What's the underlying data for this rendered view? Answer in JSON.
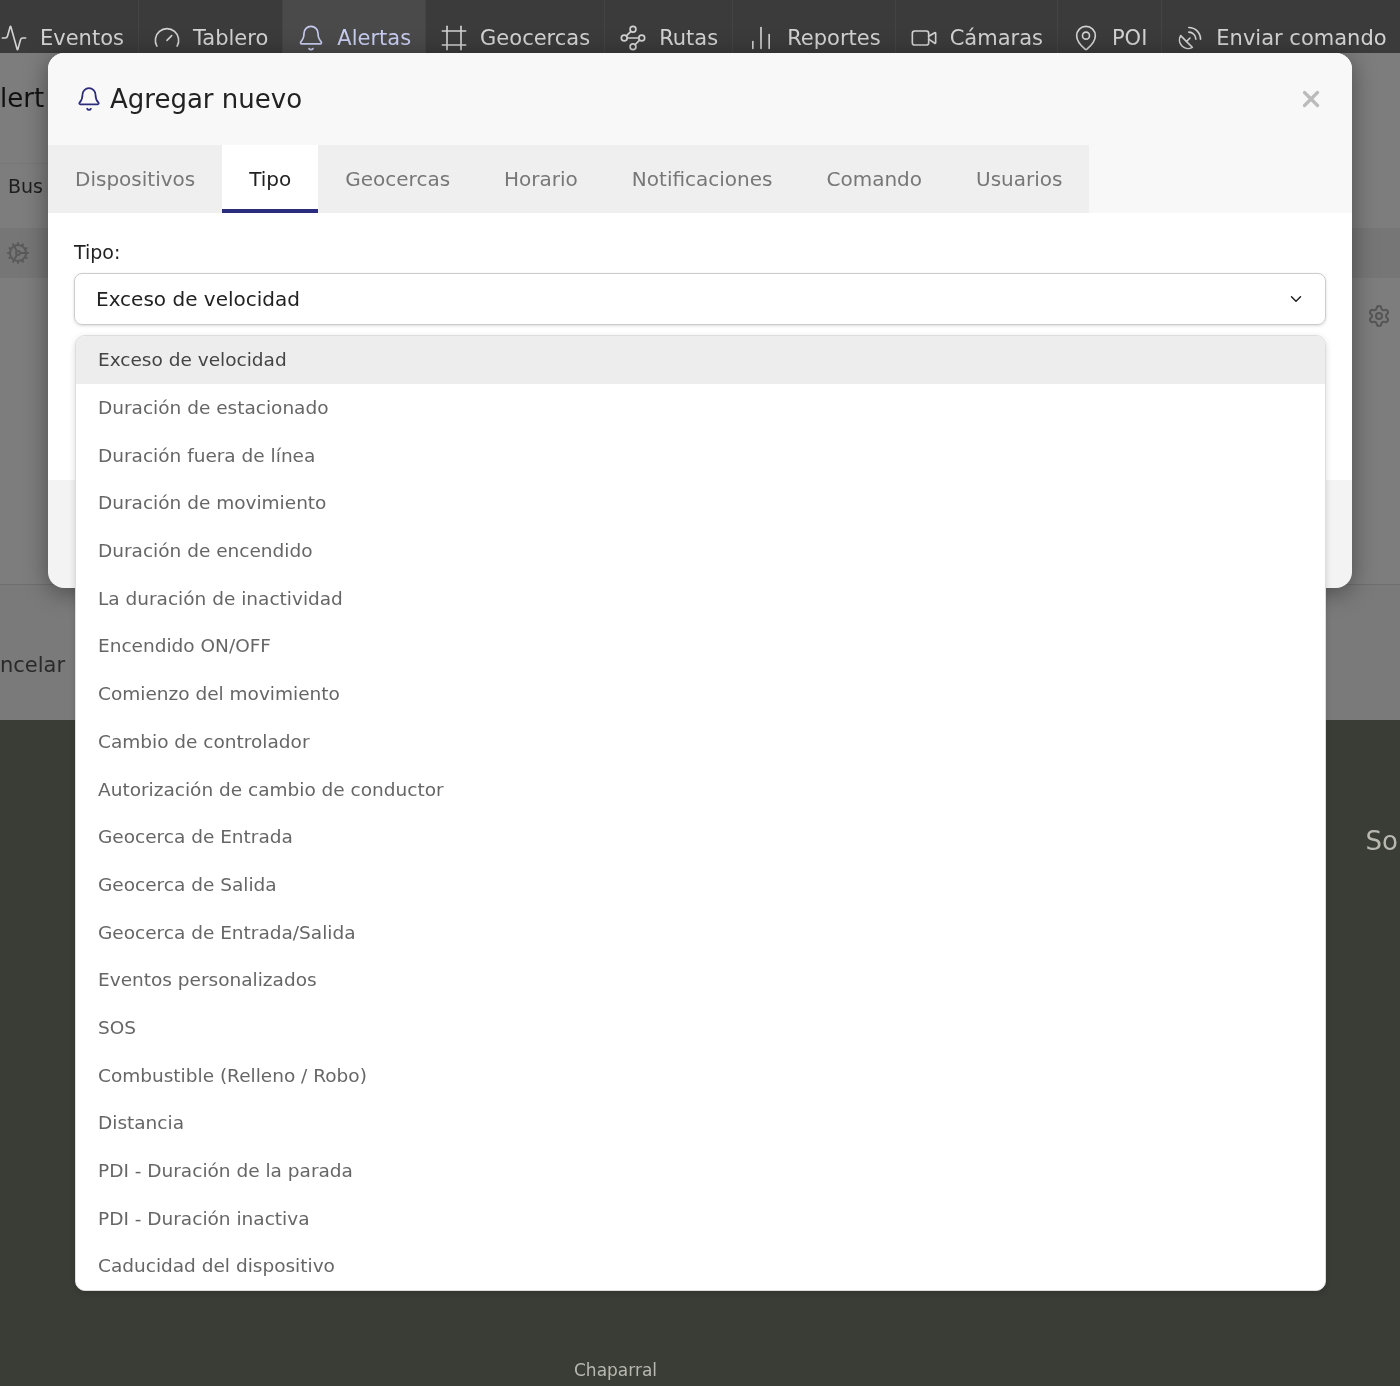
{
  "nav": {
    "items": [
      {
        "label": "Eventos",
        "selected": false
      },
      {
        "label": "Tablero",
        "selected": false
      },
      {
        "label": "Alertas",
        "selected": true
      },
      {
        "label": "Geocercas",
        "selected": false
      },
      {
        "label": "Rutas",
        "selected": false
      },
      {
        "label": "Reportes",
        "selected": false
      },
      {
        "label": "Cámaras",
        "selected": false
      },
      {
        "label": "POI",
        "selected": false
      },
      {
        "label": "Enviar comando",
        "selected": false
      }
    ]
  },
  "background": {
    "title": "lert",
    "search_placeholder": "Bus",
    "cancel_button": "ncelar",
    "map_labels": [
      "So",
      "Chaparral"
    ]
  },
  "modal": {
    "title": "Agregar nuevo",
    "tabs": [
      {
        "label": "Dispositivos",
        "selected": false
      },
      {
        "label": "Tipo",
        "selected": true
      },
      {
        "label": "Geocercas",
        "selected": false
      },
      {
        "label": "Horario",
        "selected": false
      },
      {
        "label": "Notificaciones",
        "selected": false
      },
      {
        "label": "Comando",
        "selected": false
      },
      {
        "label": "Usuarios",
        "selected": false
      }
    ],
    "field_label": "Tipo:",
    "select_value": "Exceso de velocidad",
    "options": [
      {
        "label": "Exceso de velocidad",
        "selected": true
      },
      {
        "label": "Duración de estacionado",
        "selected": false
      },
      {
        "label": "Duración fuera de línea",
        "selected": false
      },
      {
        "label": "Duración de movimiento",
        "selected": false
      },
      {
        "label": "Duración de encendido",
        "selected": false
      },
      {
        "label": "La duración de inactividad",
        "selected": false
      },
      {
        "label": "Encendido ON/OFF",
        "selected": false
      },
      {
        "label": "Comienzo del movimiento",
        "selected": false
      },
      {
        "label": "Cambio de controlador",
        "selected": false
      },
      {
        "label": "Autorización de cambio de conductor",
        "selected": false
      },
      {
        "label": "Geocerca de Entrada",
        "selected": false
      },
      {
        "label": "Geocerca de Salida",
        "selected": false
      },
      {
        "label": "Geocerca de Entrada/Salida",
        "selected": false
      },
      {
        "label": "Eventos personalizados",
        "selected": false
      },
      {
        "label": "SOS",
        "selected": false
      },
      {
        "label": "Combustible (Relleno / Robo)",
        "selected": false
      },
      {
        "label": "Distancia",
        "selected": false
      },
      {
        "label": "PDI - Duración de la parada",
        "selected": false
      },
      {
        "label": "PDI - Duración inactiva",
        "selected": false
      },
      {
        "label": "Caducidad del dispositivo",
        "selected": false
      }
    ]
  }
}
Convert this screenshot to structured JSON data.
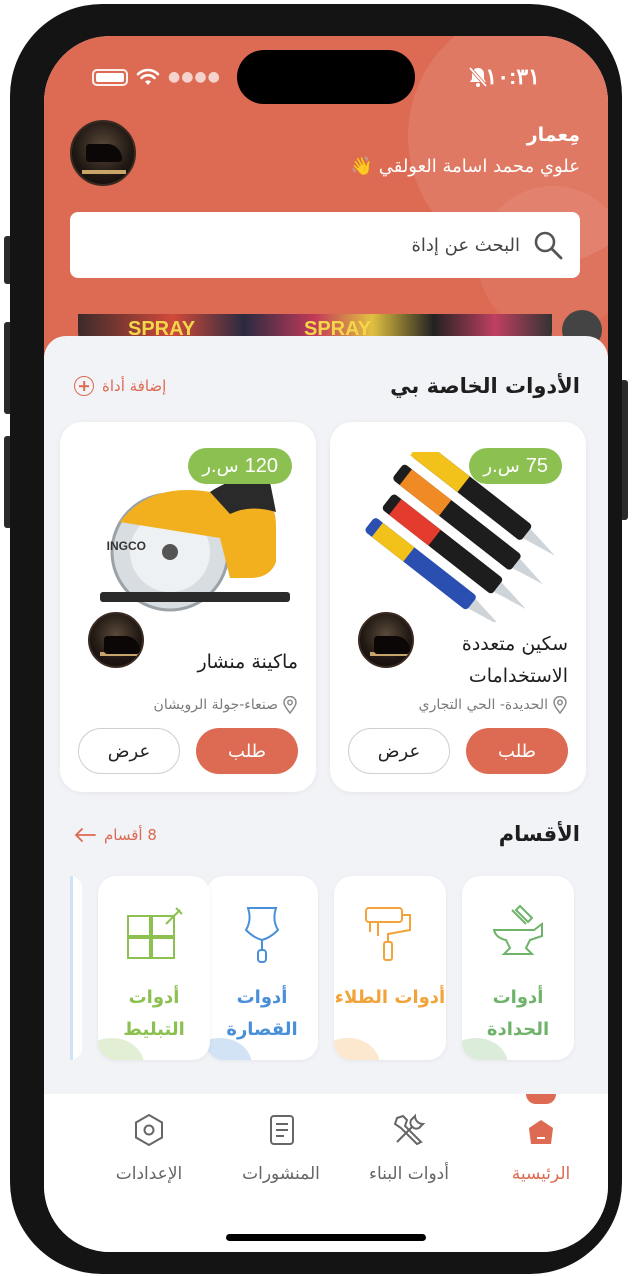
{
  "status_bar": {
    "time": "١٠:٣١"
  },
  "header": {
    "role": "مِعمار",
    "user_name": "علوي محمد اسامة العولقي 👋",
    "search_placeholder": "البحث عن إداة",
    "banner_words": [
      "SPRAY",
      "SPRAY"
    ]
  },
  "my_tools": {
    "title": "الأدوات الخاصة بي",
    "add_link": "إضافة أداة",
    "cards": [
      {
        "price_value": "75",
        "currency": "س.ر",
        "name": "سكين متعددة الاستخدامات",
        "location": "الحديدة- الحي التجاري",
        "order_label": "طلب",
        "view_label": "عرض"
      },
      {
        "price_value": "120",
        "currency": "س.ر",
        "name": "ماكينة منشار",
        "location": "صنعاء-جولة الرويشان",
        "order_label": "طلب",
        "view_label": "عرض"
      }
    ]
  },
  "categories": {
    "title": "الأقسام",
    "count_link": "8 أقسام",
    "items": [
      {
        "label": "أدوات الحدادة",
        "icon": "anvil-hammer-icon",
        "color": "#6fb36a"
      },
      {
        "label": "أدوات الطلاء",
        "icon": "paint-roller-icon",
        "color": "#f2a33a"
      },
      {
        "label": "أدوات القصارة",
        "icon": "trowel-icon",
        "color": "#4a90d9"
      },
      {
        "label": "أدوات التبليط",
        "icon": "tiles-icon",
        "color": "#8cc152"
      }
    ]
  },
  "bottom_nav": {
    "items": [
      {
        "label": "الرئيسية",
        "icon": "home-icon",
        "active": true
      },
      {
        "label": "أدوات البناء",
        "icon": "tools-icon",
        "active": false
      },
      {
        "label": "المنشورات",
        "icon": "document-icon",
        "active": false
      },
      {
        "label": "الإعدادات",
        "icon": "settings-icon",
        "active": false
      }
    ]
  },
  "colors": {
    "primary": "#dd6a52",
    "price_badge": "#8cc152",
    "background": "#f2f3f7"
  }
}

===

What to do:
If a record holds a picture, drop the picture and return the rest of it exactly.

Output below:
What's the underlying data for this rendered view? Answer in JSON.
{
  "nav": {
    "items": [
      {
        "label": "Eventos",
        "selected": false
      },
      {
        "label": "Tablero",
        "selected": false
      },
      {
        "label": "Alertas",
        "selected": true
      },
      {
        "label": "Geocercas",
        "selected": false
      },
      {
        "label": "Rutas",
        "selected": false
      },
      {
        "label": "Reportes",
        "selected": false
      },
      {
        "label": "Cámaras",
        "selected": false
      },
      {
        "label": "POI",
        "selected": false
      },
      {
        "label": "Enviar comando",
        "selected": false
      }
    ]
  },
  "background": {
    "title": "lert",
    "search_placeholder": "Bus",
    "cancel_button": "ncelar",
    "map_labels": [
      "So",
      "Chaparral"
    ]
  },
  "modal": {
    "title": "Agregar nuevo",
    "tabs": [
      {
        "label": "Dispositivos",
        "selected": false
      },
      {
        "label": "Tipo",
        "selected": true
      },
      {
        "label": "Geocercas",
        "selected": false
      },
      {
        "label": "Horario",
        "selected": false
      },
      {
        "label": "Notificaciones",
        "selected": false
      },
      {
        "label": "Comando",
        "selected": false
      },
      {
        "label": "Usuarios",
        "selected": false
      }
    ],
    "field_label": "Tipo:",
    "select_value": "Exceso de velocidad",
    "options": [
      {
        "label": "Exceso de velocidad",
        "selected": true
      },
      {
        "label": "Duración de estacionado",
        "selected": false
      },
      {
        "label": "Duración fuera de línea",
        "selected": false
      },
      {
        "label": "Duración de movimiento",
        "selected": false
      },
      {
        "label": "Duración de encendido",
        "selected": false
      },
      {
        "label": "La duración de inactividad",
        "selected": false
      },
      {
        "label": "Encendido ON/OFF",
        "selected": false
      },
      {
        "label": "Comienzo del movimiento",
        "selected": false
      },
      {
        "label": "Cambio de controlador",
        "selected": false
      },
      {
        "label": "Autorización de cambio de conductor",
        "selected": false
      },
      {
        "label": "Geocerca de Entrada",
        "selected": false
      },
      {
        "label": "Geocerca de Salida",
        "selected": false
      },
      {
        "label": "Geocerca de Entrada/Salida",
        "selected": false
      },
      {
        "label": "Eventos personalizados",
        "selected": false
      },
      {
        "label": "SOS",
        "selected": false
      },
      {
        "label": "Combustible (Relleno / Robo)",
        "selected": false
      },
      {
        "label": "Distancia",
        "selected": false
      },
      {
        "label": "PDI - Duración de la parada",
        "selected": false
      },
      {
        "label": "PDI - Duración inactiva",
        "selected": false
      },
      {
        "label": "Caducidad del dispositivo",
        "selected": false
      }
    ]
  }
}
Convert this screenshot to structured JSON data.
{
  "status_bar": {
    "time": "١٠:٣١"
  },
  "header": {
    "role": "مِعمار",
    "user_name": "علوي محمد اسامة العولقي 👋",
    "search_placeholder": "البحث عن إداة",
    "banner_words": [
      "SPRAY",
      "SPRAY"
    ]
  },
  "my_tools": {
    "title": "الأدوات الخاصة بي",
    "add_link": "إضافة أداة",
    "cards": [
      {
        "price_value": "75",
        "currency": "س.ر",
        "name": "سكين متعددة الاستخدامات",
        "location": "الحديدة- الحي التجاري",
        "order_label": "طلب",
        "view_label": "عرض"
      },
      {
        "price_value": "120",
        "currency": "س.ر",
        "name": "ماكينة منشار",
        "location": "صنعاء-جولة الرويشان",
        "order_label": "طلب",
        "view_label": "عرض"
      }
    ]
  },
  "categories": {
    "title": "الأقسام",
    "count_link": "8 أقسام",
    "items": [
      {
        "label": "أدوات الحدادة",
        "icon": "anvil-hammer-icon",
        "color": "#6fb36a"
      },
      {
        "label": "أدوات الطلاء",
        "icon": "paint-roller-icon",
        "color": "#f2a33a"
      },
      {
        "label": "أدوات القصارة",
        "icon": "trowel-icon",
        "color": "#4a90d9"
      },
      {
        "label": "أدوات التبليط",
        "icon": "tiles-icon",
        "color": "#8cc152"
      }
    ]
  },
  "bottom_nav": {
    "items": [
      {
        "label": "الرئيسية",
        "icon": "home-icon",
        "active": true
      },
      {
        "label": "أدوات البناء",
        "icon": "tools-icon",
        "active": false
      },
      {
        "label": "المنشورات",
        "icon": "document-icon",
        "active": false
      },
      {
        "label": "الإعدادات",
        "icon": "settings-icon",
        "active": false
      }
    ]
  },
  "colors": {
    "primary": "#dd6a52",
    "price_badge": "#8cc152",
    "background": "#f2f3f7"
  }
}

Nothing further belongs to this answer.